After reading the recent ESPN TrueHoop post "Magic Johnson sought elite teammates too" in defense of LeBron James' decision to jump the Cleveland ship and head for South Beach, one line stuck out to me like a sore thumb at the bottom of the article:
"What it really comes down to is that Michael Jordan and Magic Johnson can say they wouldn't have stooped to seeking out teammates as good as Dwyane Wade and Chris Bosh. But bear in mind they also never had to confront the reality of seven years with the kinds of rosters James played on in Cleveland."
Henry Abbott, the TrueHoop guru I respect and admire, used John Hollinger's PER as the basis for his argument about Magic Johnson being blessed to play with such a phenomenal player like Kareem Abdul-Jabbar, citing Abdul-Jabbar's individual PER in Magic's first seven seasons. I used that same statistic, however flawed it may be, to try to provide actual data to the readers about the other name he haphazardly mentioned, Michael Jordan, and his so-called "superior" teams that are now being used to absolve LeBron James from his decision to flee from adversity.

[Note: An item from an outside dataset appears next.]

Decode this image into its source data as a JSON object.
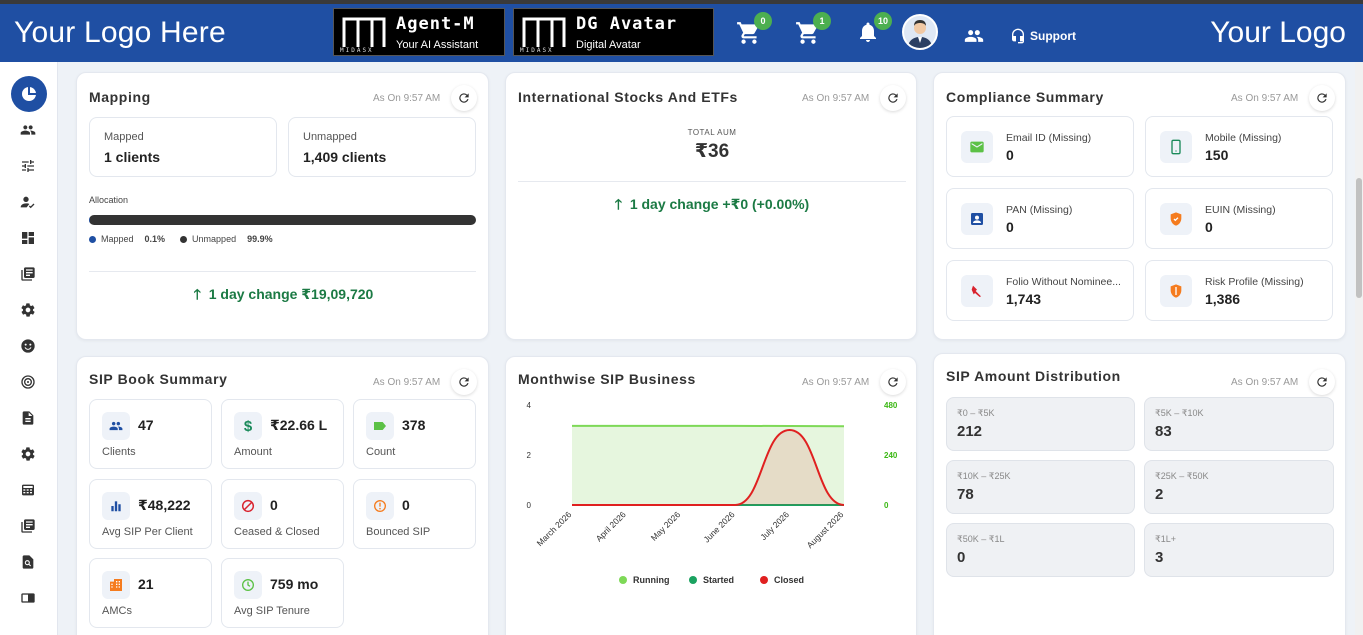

Trying to use that argument is, frankly, ignoring the fact that LeBron played with generally good teams, often better on average than Jordan's teams in both players' first seven seasons. I ran through Jordan's and James' first seven seasons in the NBA, removing all players from both teams who played less than 10 games, and found that, at best, the average PER of the team as a whole is basically a draw between Jordan and James, while Jordan was significantly better his rookie season and had much greater consistency year-over-year. While Jordan was better overall individually, LeBron often had higher-ranked individual teammates than Jordan in his starting five too.
Removing Jordan and LeBron from their teams, the difference in their teammates' average PER is almost negligible.
Jordan: Individual (25.8 PER), Chicago average (11.96 PER)
LeBron: Individual (18.3 PER), Cleveland average (12.71 PER)
Jordan: Individual (27.5 PER), Chicago average (13.75 PER)
LeBron: Individual (25.7 PER), Cleveland average (11.06 PER)
Jordan: Individual (29.8 PER), Chicago average (11.82 PER)
LeBron: Individual (28.1 PER), Cleveland average (11.26 PER)
Jordan: Individual (31.7 PER), Chicago average (10.76 PER)
LeBron: Individual (24.5 PER), Cleveland average (11.85 PER)
Jordan: Individual (31.1 PER), Chicago average (11.36 PER)
LeBron: Individual (29.1 PER), Cleveland average (11.10 PER)
Jordan: Individual (31.2 PER), Chicago average (11.53 PER)
LeBron: Individual (31.7 PER), Cleveland average (12.18 PER)
Jordan: Individual (31.6 PER), Chicago average (13.73 PER)
LeBron: Individual (31.1 PER), Cleveland average (12.31 PER)
The only major statistical significance arrives in the seventh season, when Jordan and the Bulls won their first championship. So please, let's all stop acting like LeBron was tortured by his teammates while simlutaneously throwing Michael Jordan under the South Beach-bound bus. Saying Jordan would've done the same thing if he were in LeBron's shoes is laughing off the statistics.
Jordan's teams were, on average over the first seven seasons combined, only 2.9 percent better than LeBron's, while Jordan himself was nearly 10 percent better over that same span.
Done and done.